Spandex/Lycra

Performance socks often include a small percentage of these stretchy fibers to add arch support and help the socks hold their shape.

Other Materials

Thin liner socks are sometimes made of silk, a light, wicking material. You might also see acrylic or polypropylene, both synthetics, added to sock blends, or natural rayon (derived from plants).

Weight and Cushion

Sock weights range from ultrathin no-shows to thick, cushy knee-highs. Generally, the thicker the sock, the warmer it will be; the thinner, the more breathable and wicking.

Lightweight

Thin and light, these socks are great for warmer weather. Running and cycling socks often fit into this category because they prioritize breathability. But some lightweight socks do feature extra cushion under the heel and ball of the foot to help absorb the shock of each step. Many hikers and backpackers prefer this weight, especially when paired with lightweight footwear in warm weather.

Midweight

A good all-around sock type, midweights have more cushion while still wicking sweat and keeping feet comfortable in a wide variety of conditions and all seasons. Many hiking socks fall into this category, and the extra padding makes them especially good for backpacking.

Heavyweight

The thickest, warmest, springiest socks of the lot, heavyweights are best for mountaineering and chilly camping nights. Some heavyweight socks are so thick that they change the fit of your shoe, so check before buying.

Height

How low—or high—to go? That depends on the intended use, conditions, and your shoes.

Low/No-show 

These low-profile socks pair nicely with light, low-cut shoes and are popular in running and cycling designs. Low socks are also comfortable in hot weather. Caveat: They can let grit and dirt sneak in, irritating your foot.

Ankle/Quarter

Cut to cover the ankle, these lowish socks still work well with low-cut shoes but provide more protection from grit.

Crew

These socks reach to the middle of the calf, making them good matches for mid- or high-cut hiking boots. They’re also warmer than their shorter counterparts.

Knee-high

The highest cut socks are made for skiing, snowboarding, and mountaineering, as well as compression socks designed for recovery. These socks provide cushion when you’re wearing rigid, heavy-duty boots.

Speciality Socks

Many socks are designed especially for certain outdoor pursuits, while others tout specialized features for specific uses.

Cycling

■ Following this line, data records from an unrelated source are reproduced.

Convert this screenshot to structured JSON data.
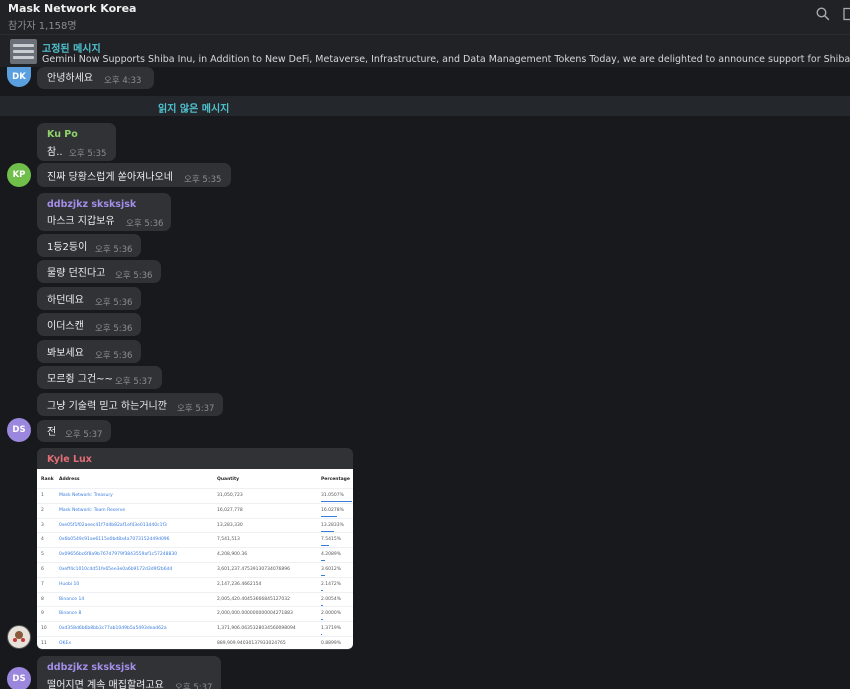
{
  "header": {
    "title": "Mask Network Korea",
    "members": "참가자 1,158명",
    "search_icon": "search-icon",
    "more_icon": "more-icon"
  },
  "pinned": {
    "title": "고정된 메시지",
    "text": "Gemini Now Supports Shiba Inu, in Addition to New DeFi, Metaverse, Infrastructure, and Data Management Tokens  Today, we are delighted to announce support for Shiba Inu (SHIB), a..."
  },
  "unread_label": "읽지 않은 메시지",
  "avatars": {
    "dk": "DK",
    "kp": "KP",
    "ds1": "DS",
    "ds2": "DS"
  },
  "messages": {
    "m0": {
      "text": "안녕하세요",
      "time": "오후 4:33"
    },
    "m1": {
      "name": "Ku Po",
      "text": "참..",
      "time": "오후 5:35"
    },
    "m2": {
      "text": "진짜 당황스럽게 쏟아져나오네",
      "time": "오후 5:35"
    },
    "m3": {
      "name": "ddbzjkz sksksjsk",
      "text": "마스크 지갑보유",
      "time": "오후 5:36"
    },
    "m4": {
      "text": "1등2등이",
      "time": "오후 5:36"
    },
    "m5": {
      "text": "물량 던진다고",
      "time": "오후 5:36"
    },
    "m6": {
      "text": "하던데요",
      "time": "오후 5:36"
    },
    "m7": {
      "text": "이더스캔",
      "time": "오후 5:36"
    },
    "m8": {
      "text": "봐보세요",
      "time": "오후 5:36"
    },
    "m9": {
      "text": "모르쥥 그건~~",
      "time": "오후 5:37"
    },
    "m10": {
      "text": "그냥 기술력 믿고 하는거니깐",
      "time": "오후 5:37"
    },
    "m11": {
      "text": "전",
      "time": "오후 5:37"
    },
    "m12": {
      "name": "Kyle Lux"
    },
    "m13": {
      "name": "ddbzjkz sksksjsk",
      "text": "떨어지면 계속 매집할려고요",
      "time": "오후 5:37"
    }
  },
  "colors": {
    "accent": "#4fc3d0",
    "ku_po": "#8fd36a",
    "ddbz": "#a48ee8",
    "kyle": "#e26d76",
    "dk_avatar": "#5aa0e0",
    "kp_avatar": "#6fbf4a",
    "ds_avatar": "#9b87dd"
  },
  "holders_table": {
    "headers": [
      "Rank",
      "Address",
      "Quantity",
      "Percentage"
    ],
    "rows": [
      {
        "rank": "1",
        "address": "Mask Network: Treasury",
        "quantity": "31,050,723",
        "pct": "31.0507%",
        "share": 0.3105
      },
      {
        "rank": "2",
        "address": "Mask Network: Team Reserve",
        "quantity": "16,027,778",
        "pct": "16.0278%",
        "share": 0.1603
      },
      {
        "rank": "3",
        "address": "0xe05f1f02aeec41f7d4b82af1ef43e013d40c1f3",
        "quantity": "13,283,330",
        "pct": "13.2833%",
        "share": 0.1328
      },
      {
        "rank": "4",
        "address": "0x6b0549c91ae6115e0bd8a4a7073152d49d096",
        "quantity": "7,541,513",
        "pct": "7.5415%",
        "share": 0.0754
      },
      {
        "rank": "5",
        "address": "0x09656bc6f8a9b767d7979f3843559af1c57248830",
        "quantity": "4,208,900.36",
        "pct": "4.2089%",
        "share": 0.0421
      },
      {
        "rank": "6",
        "address": "0xeff4c1010c4d51fe65ee3e0a6b9172d3d9f2b6d4",
        "quantity": "3,601,237.47539130734076896",
        "pct": "3.6012%",
        "share": 0.036
      },
      {
        "rank": "7",
        "address": "Huobi 10",
        "quantity": "2,147,236.4662154",
        "pct": "2.1472%",
        "share": 0.0215
      },
      {
        "rank": "8",
        "address": "Binance 14",
        "quantity": "2,005,420.40453666845127032",
        "pct": "2.0054%",
        "share": 0.0201
      },
      {
        "rank": "9",
        "address": "Binance 8",
        "quantity": "2,000,000.000000000004271883",
        "pct": "2.0000%",
        "share": 0.02
      },
      {
        "rank": "10",
        "address": "0xd358d6b6b8bb3c77ab10d9b5a5493dead62a",
        "quantity": "1,371,906.0635328034560098094",
        "pct": "1.3719%",
        "share": 0.0137
      },
      {
        "rank": "11",
        "address": "OKEx",
        "quantity": "889,909.94030137933024765",
        "pct": "0.8899%",
        "share": 0.0089
      }
    ]
  }
}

Socks made for pushing the pedals tend to be shorter and lighter to maximize breathability; some even have mesh panels. They’re often light on cushioning, and might include reflective elements.

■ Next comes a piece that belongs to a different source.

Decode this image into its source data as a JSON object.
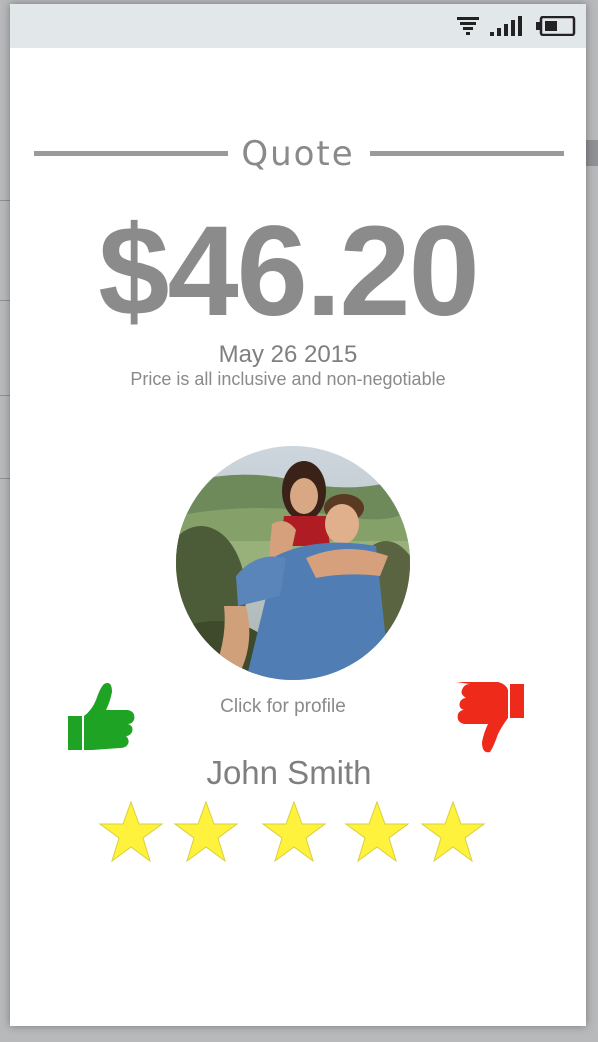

Trail Running

Like cycling socks, trail runners are typically lower-cut and lightweight, sometimes with mesh panels. Some have little cushioning, but others include more padding underfoot.

Skiing

Knee-high ski socks have extra padding on the shin and parts of the underfoot area to make your feet feel better in rigid ski boots.

Mountaineering

Made for long days in very cold environments, knee-high mountaineering socks are cushy (great for wearing with heavy boots), thick, and warm.

Liner Socks

These superthin silk or synthetic socks are made to be worn under another pair of socks. The wicking they provide, combined with the double layer (which reduces friction), help prevent blisters.

Compression

These knee-high socks have a very snug fit to increase blood flow to your leg muscles and reduce swelling; some have graduated compression, fitting tightest at the ankle and tapering off up the leg. They’re made to be worn during activities or afterward to speed recovery. 

A Note About Fit

Even the best socks in the world won’t do you any favors if they’re bunchy, sloppy, or too tight. Make sure to check how the socks fit your feet—the heel and arch of the sock should line up with your foot’s, and there shouldn’t be any rubbing or irritation along the seams. Also check how they fit with your shoes. Midweight socks might make your running shoes feel a bit tight, for example. 

All articles are for general informational purposes.  Each individual’s needs, preferences, goals and abilities may vary.  Be sure to obtain all appropriate training, expert supervision and/or medical advice before engaging in strenuous or potentially hazardous activity.